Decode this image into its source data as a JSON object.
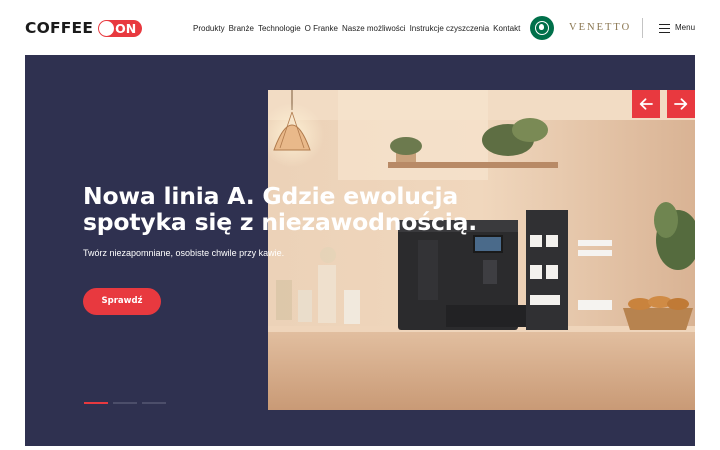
{
  "brand": {
    "logo_text": "COFFEE",
    "logo_switch_text": "ON",
    "accent_color": "#e8393f",
    "hero_background": "#2f3150"
  },
  "nav": {
    "items": [
      {
        "label": "Produkty"
      },
      {
        "label": "Branże"
      },
      {
        "label": "Technologie"
      },
      {
        "label": "O Franke"
      },
      {
        "label": "Nasze możliwości"
      },
      {
        "label": "Instrukcje czyszczenia"
      },
      {
        "label": "Kontakt"
      }
    ]
  },
  "partners": {
    "starbucks_icon": "starbucks-logo",
    "venetto": "VENETTO"
  },
  "menu": {
    "label": "Menu",
    "icon": "hamburger-icon"
  },
  "hero": {
    "heading": "Nowa linia A. Gdzie ewolucja spotyka się z niezawodnością.",
    "subtitle": "Twórz niezapomniane, osobiste chwile przy kawie.",
    "cta_label": "Sprawdź",
    "slides_count": 3,
    "active_slide": 1,
    "prev_icon": "arrow-left-icon",
    "next_icon": "arrow-right-icon"
  }
}
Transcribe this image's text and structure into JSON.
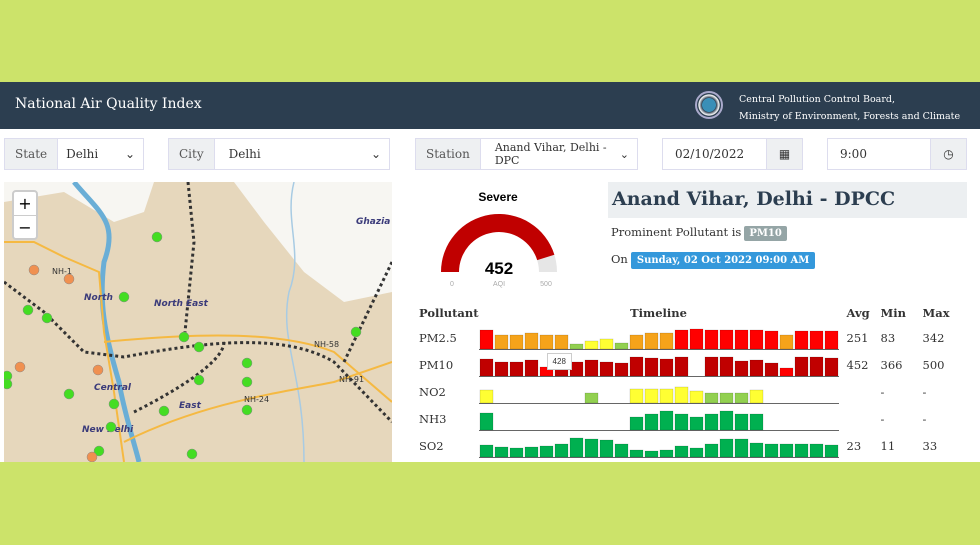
{
  "header": {
    "title": "National Air Quality Index",
    "org_line1": "Central Pollution Control Board,",
    "org_line2": "Ministry of Environment, Forests and Climate Change"
  },
  "filters": {
    "state_label": "State",
    "state_value": "Delhi",
    "city_label": "City",
    "city_value": "Delhi",
    "station_label": "Station",
    "station_value": "Anand Vihar, Delhi - DPC",
    "date_value": "02/10/2022",
    "time_value": "9:00"
  },
  "map": {
    "zoom_in": "+",
    "zoom_out": "−",
    "labels": [
      "Ghazia",
      "North",
      "North East",
      "Central",
      "East",
      "New Delhi",
      "NH-1",
      "NH-24",
      "NH-58",
      "NH-91"
    ]
  },
  "gauge": {
    "category": "Severe",
    "value": "452",
    "unit": "AQI",
    "min": "0",
    "max": "500",
    "fraction": 0.904,
    "color": "#c00000"
  },
  "station": {
    "name": "Anand Vihar, Delhi - DPCC",
    "prominent_prefix": "Prominent Pollutant is",
    "prominent": "PM10",
    "on_prefix": "On",
    "datetime": "Sunday, 02 Oct 2022 09:00 AM"
  },
  "table": {
    "headers": [
      "Pollutant",
      "Timeline",
      "Avg",
      "Min",
      "Max"
    ],
    "tooltip": "428",
    "colors": {
      "R": "#ff0000",
      "O": "#f5a31a",
      "G": "#92d050",
      "Y": "#ffff33",
      "D": "#c00000",
      "N": "#00b050"
    },
    "rows": [
      {
        "name": "PM2.5",
        "avg": "251",
        "min": "83",
        "max": "342",
        "bars": "R95 O70 O70 O80 O70 O70 G25 Y40 Y50 G30 O70 O80 O80 R95 R100 R95 R95 R95 R95 R90 O70 R90 R90 R90"
      },
      {
        "name": "PM10",
        "avg": "452",
        "min": "366",
        "max": "500",
        "bars": "D85 D70 D70 D80 R45 D70 D70 D80 D70 D65 D95 D90 D85 D95 - D95 D95 D75 D80 D65 R40 D95 D95 D90"
      },
      {
        "name": "NO2",
        "avg": "",
        "min": "-",
        "max": "-",
        "bars": "Y65 - - - - - - G50 - - Y70 Y70 Y70 Y80 Y60 G50 G50 G50 Y65 - - - - -"
      },
      {
        "name": "NH3",
        "avg": "",
        "min": "-",
        "max": "-",
        "bars": "N85 - - - - - - - - - N65 N80 N95 N80 N65 N80 N95 N80 N80 - - - - -"
      },
      {
        "name": "SO2",
        "avg": "23",
        "min": "11",
        "max": "33",
        "bars": "N60 N50 N45 N50 N55 N65 N95 N90 N85 N65 N35 N30 N35 N55 N45 N65 N90 N90 N70 N65 N65 N65 N65 N60"
      }
    ]
  }
}
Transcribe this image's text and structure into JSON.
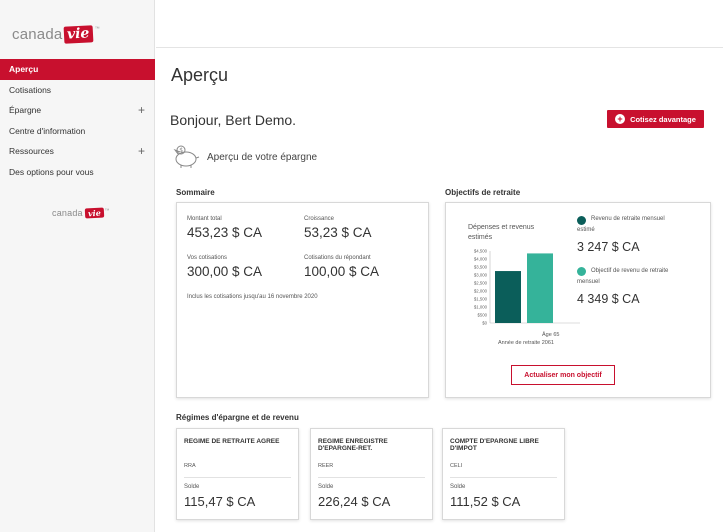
{
  "brand": {
    "name": "canada",
    "mark": "vie",
    "tm": "™"
  },
  "nav": [
    {
      "label": "Aperçu",
      "active": true,
      "expandable": false
    },
    {
      "label": "Cotisations",
      "active": false,
      "expandable": false
    },
    {
      "label": "Épargne",
      "active": false,
      "expandable": true
    },
    {
      "label": "Centre d'information",
      "active": false,
      "expandable": false
    },
    {
      "label": "Ressources",
      "active": false,
      "expandable": true
    },
    {
      "label": "Des options pour vous",
      "active": false,
      "expandable": false
    }
  ],
  "nav_plus": "+",
  "page_title": "Aperçu",
  "greeting": "Bonjour, Bert Demo.",
  "cta": {
    "label": "Cotisez davantage",
    "icon": "plus-circle-icon"
  },
  "savings_heading": "Aperçu de votre épargne",
  "summary": {
    "title": "Sommaire",
    "total_label": "Montant total",
    "total_value": "453,23 $ CA",
    "growth_label": "Croissance",
    "growth_value": "53,23 $ CA",
    "your_label": "Vos cotisations",
    "your_value": "300,00 $ CA",
    "sponsor_label": "Cotisations du répondant",
    "sponsor_value": "100,00 $ CA",
    "note": "Inclus les cotisations jusqu'au 16 novembre 2020"
  },
  "objectives": {
    "title": "Objectifs de retraite",
    "chart_title_line1": "Dépenses et revenus",
    "chart_title_line2": "estimés",
    "estimated_label_line1": "Revenu de retraite mensuel",
    "estimated_label_line2": "estimé",
    "estimated_value": "3 247 $ CA",
    "goal_label_line1": "Objectif de revenu de retraite",
    "goal_label_line2": "mensuel",
    "goal_value": "4 349 $ CA",
    "x_label_line1": "Âge 65",
    "x_label_line2": "Année de retraite 2061",
    "button": "Actualiser mon objectif",
    "colors": {
      "estimated": "#0b5e5a",
      "goal": "#35b39a"
    }
  },
  "chart_data": {
    "type": "bar",
    "title": "Dépenses et revenus estimés",
    "categories": [
      "Revenu de retraite mensuel estimé",
      "Objectif de revenu de retraite mensuel"
    ],
    "values": [
      3247,
      4349
    ],
    "colors": [
      "#0b5e5a",
      "#35b39a"
    ],
    "ylim": [
      0,
      4500
    ],
    "yticks": [
      "$4,500",
      "$4,000",
      "$3,500",
      "$3,000",
      "$2,500",
      "$2,000",
      "$1,500",
      "$1,000",
      "$500",
      "$0"
    ],
    "xlabel": "Âge 65 Année de retraite 2061"
  },
  "accounts_title": "Régimes d'épargne et de revenu",
  "accounts": [
    {
      "name": "REGIME DE RETRAITE AGREE",
      "code": "RRA",
      "balance_label": "Solde",
      "balance": "115,47 $ CA"
    },
    {
      "name": "REGIME ENREGISTRE D'EPARGNE-RET.",
      "code": "REER",
      "balance_label": "Solde",
      "balance": "226,24 $ CA"
    },
    {
      "name": "COMPTE D'EPARGNE LIBRE D'IMPOT",
      "code": "CELI",
      "balance_label": "Solde",
      "balance": "111,52 $ CA"
    }
  ]
}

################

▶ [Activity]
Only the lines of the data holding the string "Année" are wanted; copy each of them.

▶ [Answer space]
    "x_label_line2": "Année de retraite 2061",
    "xlabel": "Âge 65 Année de retraite 2061"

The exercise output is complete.